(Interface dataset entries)

BEGIN

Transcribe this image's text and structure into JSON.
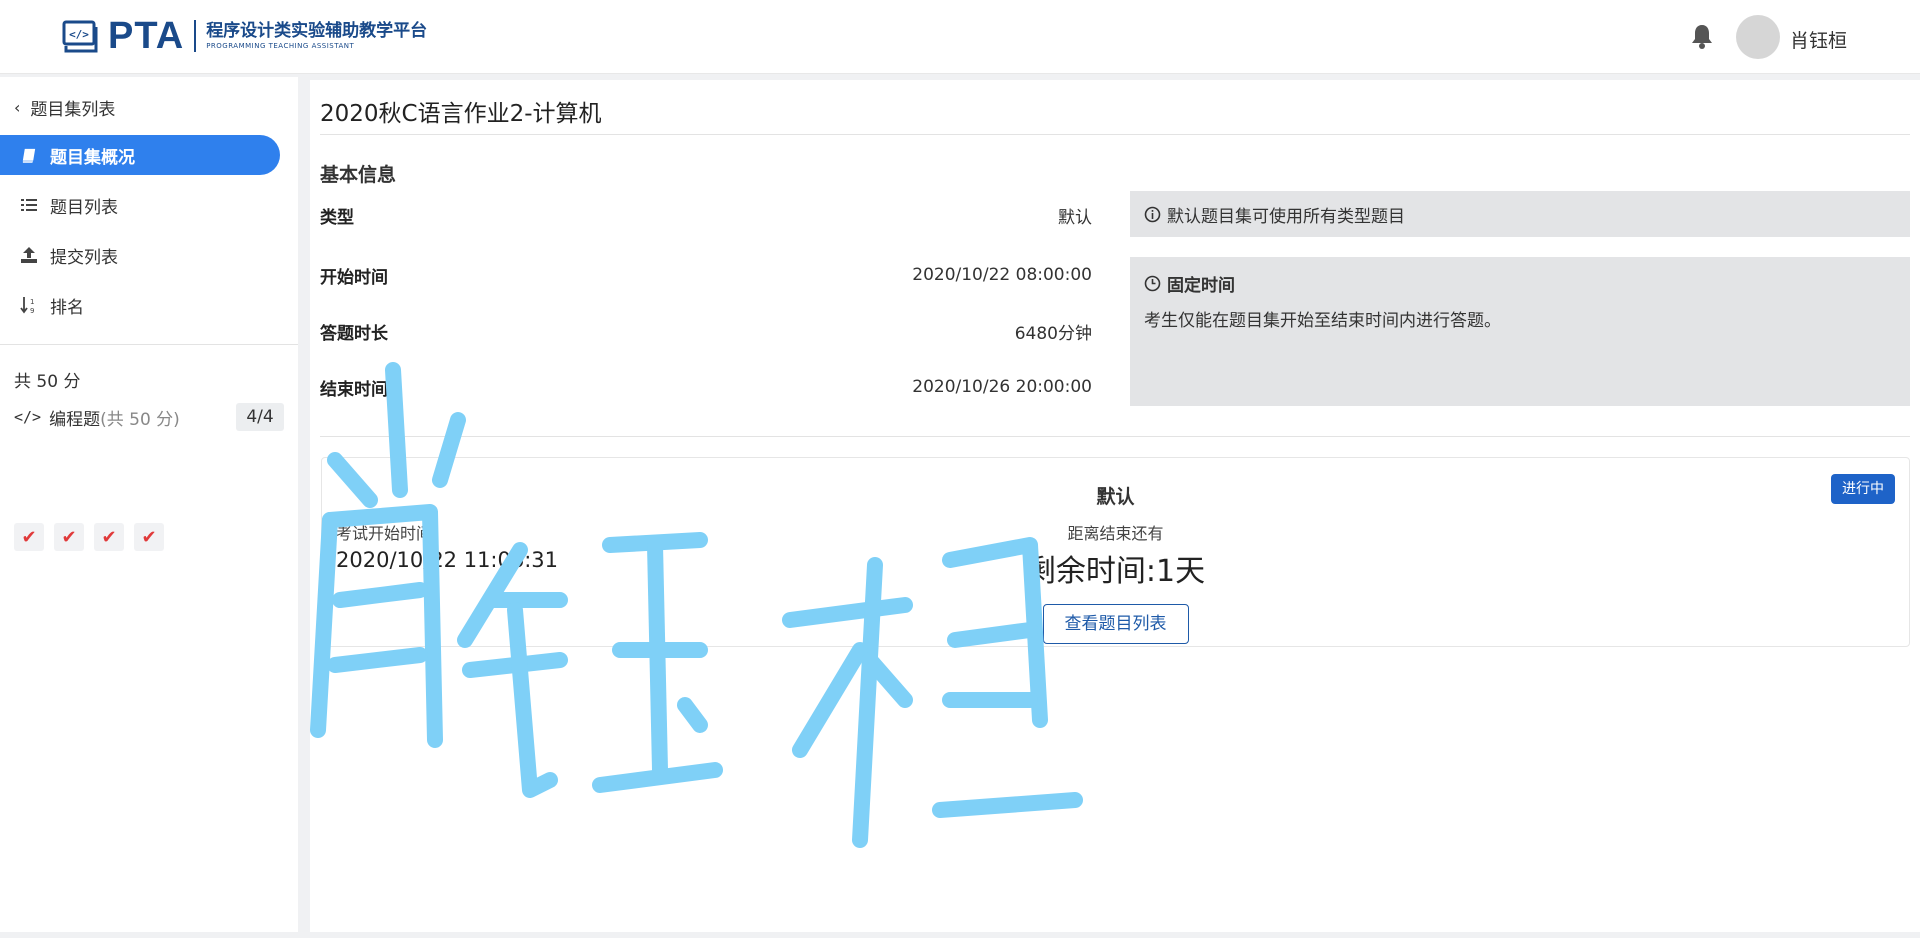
{
  "header": {
    "logo_pta": "PTA",
    "logo_cn": "程序设计类实验辅助教学平台",
    "logo_en": "PROGRAMMING TEACHING ASSISTANT",
    "username": "肖钰桓",
    "bell_icon": "bell-icon"
  },
  "sidebar": {
    "back_label": "题目集列表",
    "items": [
      {
        "label": "题目集概况",
        "icon": "book-icon",
        "active": true
      },
      {
        "label": "题目列表",
        "icon": "list-icon",
        "active": false
      },
      {
        "label": "提交列表",
        "icon": "upload-icon",
        "active": false
      },
      {
        "label": "排名",
        "icon": "sort-icon",
        "active": false
      }
    ],
    "total": "共 50 分",
    "programming": {
      "label": "编程题",
      "sub": "(共 50 分)",
      "count": "4/4"
    },
    "checks": [
      "✔",
      "✔",
      "✔",
      "✔"
    ]
  },
  "main": {
    "title": "2020秋C语言作业2-计算机",
    "section_title": "基本信息",
    "info": {
      "type_label": "类型",
      "type_value": "默认",
      "start_label": "开始时间",
      "start_value": "2020/10/22 08:00:00",
      "duration_label": "答题时长",
      "duration_value": "6480分钟",
      "end_label": "结束时间",
      "end_value": "2020/10/26 20:00:00"
    },
    "type_note": "默认题目集可使用所有类型题目",
    "time_note": {
      "title": "固定时间",
      "body": "考生仅能在题目集开始至结束时间内进行答题。"
    },
    "card": {
      "title": "默认",
      "status": "进行中",
      "left_label": "考试开始时间",
      "left_value": "2020/10/22 11:06:31",
      "center_label": "距离结束还有",
      "remaining": "剩余时间:1天",
      "button": "查看题目列表"
    }
  },
  "colors": {
    "accent": "#2f80ed",
    "badge": "#1e63c8",
    "brand": "#1a4a8a",
    "check": "#e03a3a",
    "signature": "#7fd0f7"
  },
  "overlay": {
    "signature_text": "肖钰桓"
  }
}
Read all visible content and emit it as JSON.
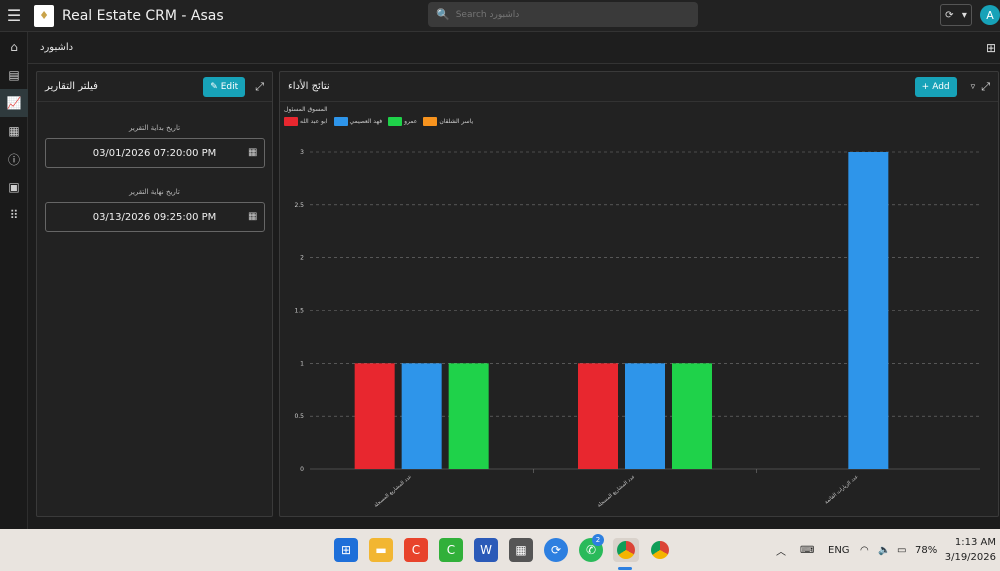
{
  "app": {
    "title": "Real Estate CRM - Asas",
    "avatar_letter": "A"
  },
  "search": {
    "placeholder": "Search داشبورد"
  },
  "breadcrumb": "داشبورد",
  "filter_panel": {
    "title": "فيلتر التقارير",
    "edit_label": "Edit",
    "start_label": "تاريخ بداية التقرير",
    "start_value": "03/01/2026 07:20:00 PM",
    "end_label": "تاريخ نهاية التقرير",
    "end_value": "03/13/2026 09:25:00 PM"
  },
  "chart_panel": {
    "title": "نتائج الأداء",
    "add_label": "Add"
  },
  "chart_data": {
    "type": "bar",
    "legend_title": "المسوق المسئول",
    "legend_position": "top-left",
    "categories": [
      "عدد المشاريع المسجلة",
      "عدد المشاريع المسجلة",
      "عدد الزيارات القائمة"
    ],
    "series": [
      {
        "name": "ابو عبد الله",
        "color": "#e8272f",
        "values": [
          1,
          1,
          0
        ]
      },
      {
        "name": "فهد العصيمي",
        "color": "#2e95ea",
        "values": [
          1,
          1,
          3
        ]
      },
      {
        "name": "عمرو",
        "color": "#1fd24a",
        "values": [
          1,
          1,
          0
        ]
      },
      {
        "name": "ياسر الشلقان",
        "color": "#f7931e",
        "values": [
          0,
          0,
          0
        ]
      }
    ],
    "yticks": [
      "0",
      "0.5",
      "1",
      "1.5",
      "2",
      "2.5",
      "3"
    ],
    "ylim": [
      0,
      3
    ],
    "grid": true
  },
  "taskbar": {
    "whatsapp_badge": "2",
    "lang": "ENG",
    "battery": "78%",
    "time": "1:13 AM",
    "date": "3/19/2026"
  }
}
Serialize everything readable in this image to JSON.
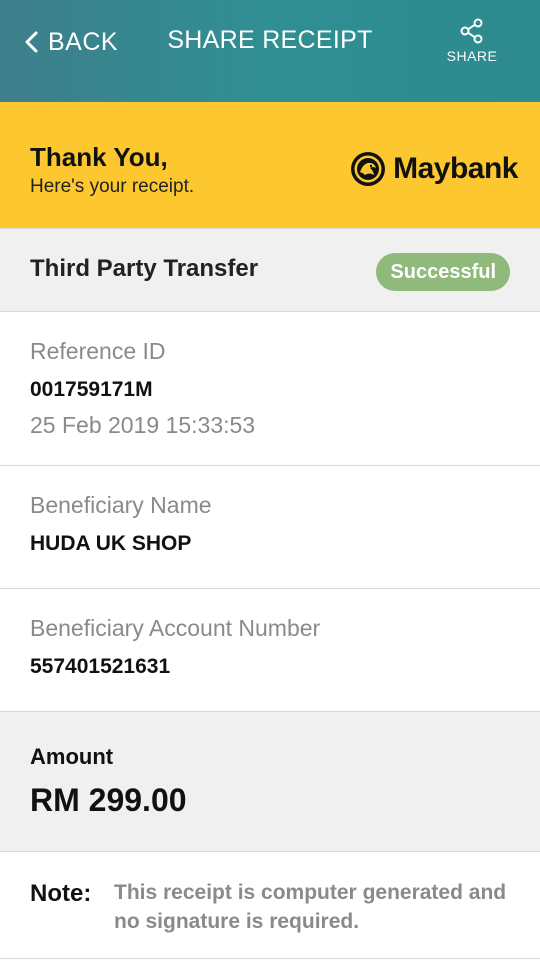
{
  "header": {
    "back_label": "BACK",
    "title": "SHARE RECEIPT",
    "share_label": "SHARE"
  },
  "banner": {
    "thanks": "Thank You,",
    "subtitle": "Here's your receipt.",
    "brand": "Maybank",
    "brand_color": "#fdc82f"
  },
  "transfer": {
    "type": "Third Party Transfer",
    "status": "Successful",
    "status_color": "#8fba7c"
  },
  "reference": {
    "label": "Reference ID",
    "id": "001759171M",
    "datetime": "25 Feb 2019 15:33:53"
  },
  "beneficiary": {
    "name_label": "Beneficiary Name",
    "name": "HUDA UK SHOP",
    "account_label": "Beneficiary Account Number",
    "account": "557401521631"
  },
  "amount": {
    "label": "Amount",
    "value": "RM 299.00"
  },
  "note": {
    "label": "Note:",
    "text": "This receipt is computer generated and no signature is required."
  },
  "icons": {
    "back": "chevron-left-icon",
    "share": "share-icon",
    "logo": "maybank-tiger-logo"
  }
}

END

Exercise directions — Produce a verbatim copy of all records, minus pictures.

Exercise output —
Transcribe this image's text and structure into JSON.
{
  "header": {
    "logo_pta": "PTA",
    "logo_cn": "程序设计类实验辅助教学平台",
    "logo_en": "PROGRAMMING TEACHING ASSISTANT",
    "username": "肖钰桓",
    "bell_icon": "bell-icon"
  },
  "sidebar": {
    "back_label": "题目集列表",
    "items": [
      {
        "label": "题目集概况",
        "icon": "book-icon",
        "active": true
      },
      {
        "label": "题目列表",
        "icon": "list-icon",
        "active": false
      },
      {
        "label": "提交列表",
        "icon": "upload-icon",
        "active": false
      },
      {
        "label": "排名",
        "icon": "sort-icon",
        "active": false
      }
    ],
    "total": "共 50 分",
    "programming": {
      "label": "编程题",
      "sub": "(共 50 分)",
      "count": "4/4"
    },
    "checks": [
      "✔",
      "✔",
      "✔",
      "✔"
    ]
  },
  "main": {
    "title": "2020秋C语言作业2-计算机",
    "section_title": "基本信息",
    "info": {
      "type_label": "类型",
      "type_value": "默认",
      "start_label": "开始时间",
      "start_value": "2020/10/22 08:00:00",
      "duration_label": "答题时长",
      "duration_value": "6480分钟",
      "end_label": "结束时间",
      "end_value": "2020/10/26 20:00:00"
    },
    "type_note": "默认题目集可使用所有类型题目",
    "time_note": {
      "title": "固定时间",
      "body": "考生仅能在题目集开始至结束时间内进行答题。"
    },
    "card": {
      "title": "默认",
      "status": "进行中",
      "left_label": "考试开始时间",
      "left_value": "2020/10/22 11:06:31",
      "center_label": "距离结束还有",
      "remaining": "剩余时间:1天",
      "button": "查看题目列表"
    }
  },
  "colors": {
    "accent": "#2f80ed",
    "badge": "#1e63c8",
    "brand": "#1a4a8a",
    "check": "#e03a3a",
    "signature": "#7fd0f7"
  },
  "overlay": {
    "signature_text": "肖钰桓"
  }
}
Read all visible content and emit it as JSON.
{
  "app": {
    "title": "Real Estate CRM - Asas",
    "avatar_letter": "A"
  },
  "search": {
    "placeholder": "Search داشبورد"
  },
  "breadcrumb": "داشبورد",
  "filter_panel": {
    "title": "فيلتر التقارير",
    "edit_label": "Edit",
    "start_label": "تاريخ بداية التقرير",
    "start_value": "03/01/2026 07:20:00 PM",
    "end_label": "تاريخ نهاية التقرير",
    "end_value": "03/13/2026 09:25:00 PM"
  },
  "chart_panel": {
    "title": "نتائج الأداء",
    "add_label": "Add"
  },
  "chart_data": {
    "type": "bar",
    "legend_title": "المسوق المسئول",
    "legend_position": "top-left",
    "categories": [
      "عدد المشاريع المسجلة",
      "عدد المشاريع المسجلة",
      "عدد الزيارات القائمة"
    ],
    "series": [
      {
        "name": "ابو عبد الله",
        "color": "#e8272f",
        "values": [
          1,
          1,
          0
        ]
      },
      {
        "name": "فهد العصيمي",
        "color": "#2e95ea",
        "values": [
          1,
          1,
          3
        ]
      },
      {
        "name": "عمرو",
        "color": "#1fd24a",
        "values": [
          1,
          1,
          0
        ]
      },
      {
        "name": "ياسر الشلقان",
        "color": "#f7931e",
        "values": [
          0,
          0,
          0
        ]
      }
    ],
    "yticks": [
      "0",
      "0.5",
      "1",
      "1.5",
      "2",
      "2.5",
      "3"
    ],
    "ylim": [
      0,
      3
    ],
    "grid": true
  },
  "taskbar": {
    "whatsapp_badge": "2",
    "lang": "ENG",
    "battery": "78%",
    "time": "1:13 AM",
    "date": "3/19/2026"
  }
}
Serialize everything readable in this image to JSON.
{
  "header": {
    "back_label": "BACK",
    "title": "SHARE RECEIPT",
    "share_label": "SHARE"
  },
  "banner": {
    "thanks": "Thank You,",
    "subtitle": "Here's your receipt.",
    "brand": "Maybank",
    "brand_color": "#fdc82f"
  },
  "transfer": {
    "type": "Third Party Transfer",
    "status": "Successful",
    "status_color": "#8fba7c"
  },
  "reference": {
    "label": "Reference ID",
    "id": "001759171M",
    "datetime": "25 Feb 2019 15:33:53"
  },
  "beneficiary": {
    "name_label": "Beneficiary Name",
    "name": "HUDA UK SHOP",
    "account_label": "Beneficiary Account Number",
    "account": "557401521631"
  },
  "amount": {
    "label": "Amount",
    "value": "RM 299.00"
  },
  "note": {
    "label": "Note:",
    "text": "This receipt is computer generated and no signature is required."
  },
  "icons": {
    "back": "chevron-left-icon",
    "share": "share-icon",
    "logo": "maybank-tiger-logo"
  }
}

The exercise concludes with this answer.